*Work item:* In the listing that follows, find the lines with the string "Gold" and report how many there are, without commentary.

*Data to process:*
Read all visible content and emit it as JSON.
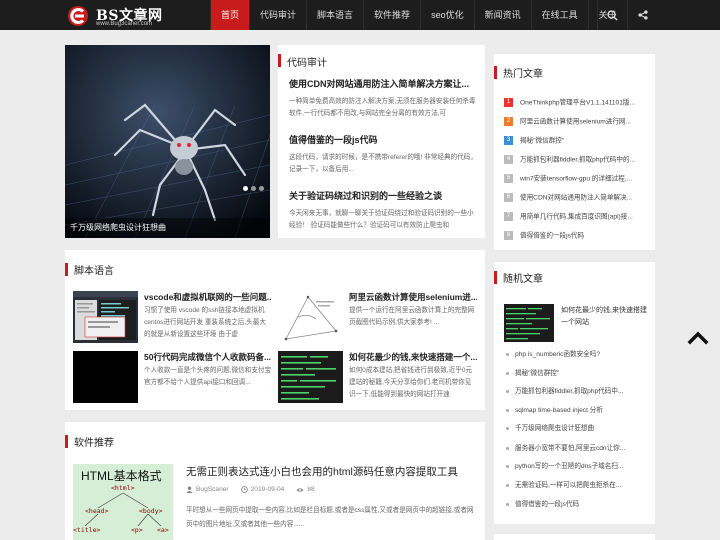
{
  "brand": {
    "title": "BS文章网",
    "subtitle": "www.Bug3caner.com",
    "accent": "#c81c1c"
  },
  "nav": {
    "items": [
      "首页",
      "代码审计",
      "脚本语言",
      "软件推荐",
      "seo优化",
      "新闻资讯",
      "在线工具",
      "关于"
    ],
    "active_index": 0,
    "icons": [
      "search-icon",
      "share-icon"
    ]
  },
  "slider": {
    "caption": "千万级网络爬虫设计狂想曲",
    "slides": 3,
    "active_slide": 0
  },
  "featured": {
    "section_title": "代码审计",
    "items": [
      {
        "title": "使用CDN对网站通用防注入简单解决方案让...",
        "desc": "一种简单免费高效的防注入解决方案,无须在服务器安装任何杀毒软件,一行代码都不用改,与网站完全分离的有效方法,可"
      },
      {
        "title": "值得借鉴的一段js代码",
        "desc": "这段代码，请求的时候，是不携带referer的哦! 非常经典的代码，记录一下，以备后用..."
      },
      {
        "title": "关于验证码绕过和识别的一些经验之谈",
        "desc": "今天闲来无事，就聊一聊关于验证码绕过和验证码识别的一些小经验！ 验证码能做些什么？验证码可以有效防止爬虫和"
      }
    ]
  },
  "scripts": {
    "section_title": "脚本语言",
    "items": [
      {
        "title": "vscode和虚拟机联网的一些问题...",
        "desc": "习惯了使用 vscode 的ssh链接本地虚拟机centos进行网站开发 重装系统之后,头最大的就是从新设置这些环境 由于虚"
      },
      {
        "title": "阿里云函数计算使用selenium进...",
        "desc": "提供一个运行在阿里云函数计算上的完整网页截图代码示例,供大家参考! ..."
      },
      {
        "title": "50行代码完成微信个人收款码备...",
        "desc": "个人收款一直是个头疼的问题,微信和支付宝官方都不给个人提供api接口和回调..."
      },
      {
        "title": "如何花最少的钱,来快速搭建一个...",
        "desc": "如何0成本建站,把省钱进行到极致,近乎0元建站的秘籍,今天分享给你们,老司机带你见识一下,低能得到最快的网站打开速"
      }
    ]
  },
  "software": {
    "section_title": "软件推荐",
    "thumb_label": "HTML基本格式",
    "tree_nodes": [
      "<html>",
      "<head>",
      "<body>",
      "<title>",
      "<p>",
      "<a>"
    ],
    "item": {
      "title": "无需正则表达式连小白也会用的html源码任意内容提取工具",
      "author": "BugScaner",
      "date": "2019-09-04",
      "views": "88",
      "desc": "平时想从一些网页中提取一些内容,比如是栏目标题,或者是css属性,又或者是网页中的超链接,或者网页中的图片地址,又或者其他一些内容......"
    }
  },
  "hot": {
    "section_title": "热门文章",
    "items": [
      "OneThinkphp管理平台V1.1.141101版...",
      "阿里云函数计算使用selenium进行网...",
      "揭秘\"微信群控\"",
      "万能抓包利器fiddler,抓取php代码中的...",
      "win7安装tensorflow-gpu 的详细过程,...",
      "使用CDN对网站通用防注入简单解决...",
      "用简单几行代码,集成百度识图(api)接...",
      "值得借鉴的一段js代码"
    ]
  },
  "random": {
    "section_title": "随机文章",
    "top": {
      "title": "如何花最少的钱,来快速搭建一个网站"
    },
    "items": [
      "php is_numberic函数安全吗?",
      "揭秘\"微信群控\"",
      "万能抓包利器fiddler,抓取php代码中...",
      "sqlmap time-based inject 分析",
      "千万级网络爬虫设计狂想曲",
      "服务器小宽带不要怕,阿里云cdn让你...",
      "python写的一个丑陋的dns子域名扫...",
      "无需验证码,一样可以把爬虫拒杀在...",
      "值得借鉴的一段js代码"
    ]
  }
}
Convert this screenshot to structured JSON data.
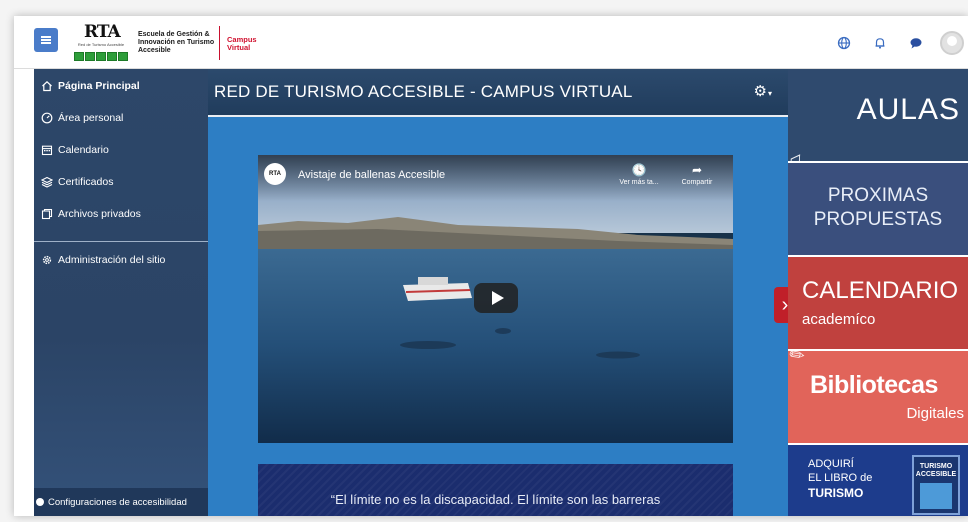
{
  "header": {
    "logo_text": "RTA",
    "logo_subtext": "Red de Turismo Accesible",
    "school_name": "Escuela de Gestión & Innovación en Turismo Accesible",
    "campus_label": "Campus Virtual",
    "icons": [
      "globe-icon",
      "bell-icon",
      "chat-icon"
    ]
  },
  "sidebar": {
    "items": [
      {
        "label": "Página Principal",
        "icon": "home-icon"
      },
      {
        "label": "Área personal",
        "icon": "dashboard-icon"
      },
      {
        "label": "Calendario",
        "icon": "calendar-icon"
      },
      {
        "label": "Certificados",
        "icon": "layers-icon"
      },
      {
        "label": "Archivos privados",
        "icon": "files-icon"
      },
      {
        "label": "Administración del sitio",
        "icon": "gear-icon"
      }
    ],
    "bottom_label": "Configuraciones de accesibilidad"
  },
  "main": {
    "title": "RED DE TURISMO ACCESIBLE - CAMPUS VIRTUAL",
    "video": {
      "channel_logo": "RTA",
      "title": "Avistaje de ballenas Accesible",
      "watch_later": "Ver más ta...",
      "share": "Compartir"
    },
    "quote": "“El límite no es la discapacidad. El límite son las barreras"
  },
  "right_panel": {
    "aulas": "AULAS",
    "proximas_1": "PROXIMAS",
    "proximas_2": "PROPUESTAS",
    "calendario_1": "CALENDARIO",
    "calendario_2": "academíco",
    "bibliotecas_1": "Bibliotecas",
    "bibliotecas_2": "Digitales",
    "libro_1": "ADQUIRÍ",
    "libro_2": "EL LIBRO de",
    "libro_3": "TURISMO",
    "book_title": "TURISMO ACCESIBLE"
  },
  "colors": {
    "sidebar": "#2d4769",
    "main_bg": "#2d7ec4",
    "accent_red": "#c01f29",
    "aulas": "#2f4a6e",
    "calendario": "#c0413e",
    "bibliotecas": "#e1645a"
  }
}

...

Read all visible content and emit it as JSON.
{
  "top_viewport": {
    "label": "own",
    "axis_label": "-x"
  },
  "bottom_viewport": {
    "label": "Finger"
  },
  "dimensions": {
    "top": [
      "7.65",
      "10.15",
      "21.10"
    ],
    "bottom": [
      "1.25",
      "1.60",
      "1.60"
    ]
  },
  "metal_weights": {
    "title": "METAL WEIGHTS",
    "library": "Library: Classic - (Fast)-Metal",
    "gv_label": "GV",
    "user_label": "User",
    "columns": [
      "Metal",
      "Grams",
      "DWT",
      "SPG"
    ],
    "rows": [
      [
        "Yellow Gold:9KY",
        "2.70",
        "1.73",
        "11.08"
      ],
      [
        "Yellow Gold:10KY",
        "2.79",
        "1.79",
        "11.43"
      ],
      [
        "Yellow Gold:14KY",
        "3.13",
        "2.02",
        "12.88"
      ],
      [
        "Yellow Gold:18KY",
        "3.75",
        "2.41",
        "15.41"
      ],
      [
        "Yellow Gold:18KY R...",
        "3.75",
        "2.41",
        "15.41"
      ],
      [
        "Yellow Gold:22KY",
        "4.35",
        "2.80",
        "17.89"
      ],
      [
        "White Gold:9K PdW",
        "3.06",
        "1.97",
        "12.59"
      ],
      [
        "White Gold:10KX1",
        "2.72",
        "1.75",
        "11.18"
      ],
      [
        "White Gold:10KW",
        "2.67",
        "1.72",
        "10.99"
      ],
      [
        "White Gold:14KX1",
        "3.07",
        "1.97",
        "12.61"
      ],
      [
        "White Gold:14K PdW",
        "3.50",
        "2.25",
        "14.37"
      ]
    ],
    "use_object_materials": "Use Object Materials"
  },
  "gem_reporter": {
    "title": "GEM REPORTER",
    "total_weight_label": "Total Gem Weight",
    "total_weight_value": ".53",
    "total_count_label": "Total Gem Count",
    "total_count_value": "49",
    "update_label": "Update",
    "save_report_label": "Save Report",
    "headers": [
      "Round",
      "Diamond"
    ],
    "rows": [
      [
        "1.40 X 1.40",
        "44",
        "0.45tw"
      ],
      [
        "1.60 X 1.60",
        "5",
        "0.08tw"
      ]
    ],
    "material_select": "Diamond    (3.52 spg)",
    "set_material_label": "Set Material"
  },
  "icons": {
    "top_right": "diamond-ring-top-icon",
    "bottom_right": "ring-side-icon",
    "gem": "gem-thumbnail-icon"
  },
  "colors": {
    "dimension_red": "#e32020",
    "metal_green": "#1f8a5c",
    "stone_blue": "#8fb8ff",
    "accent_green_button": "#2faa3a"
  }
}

*Solved exercise:* 11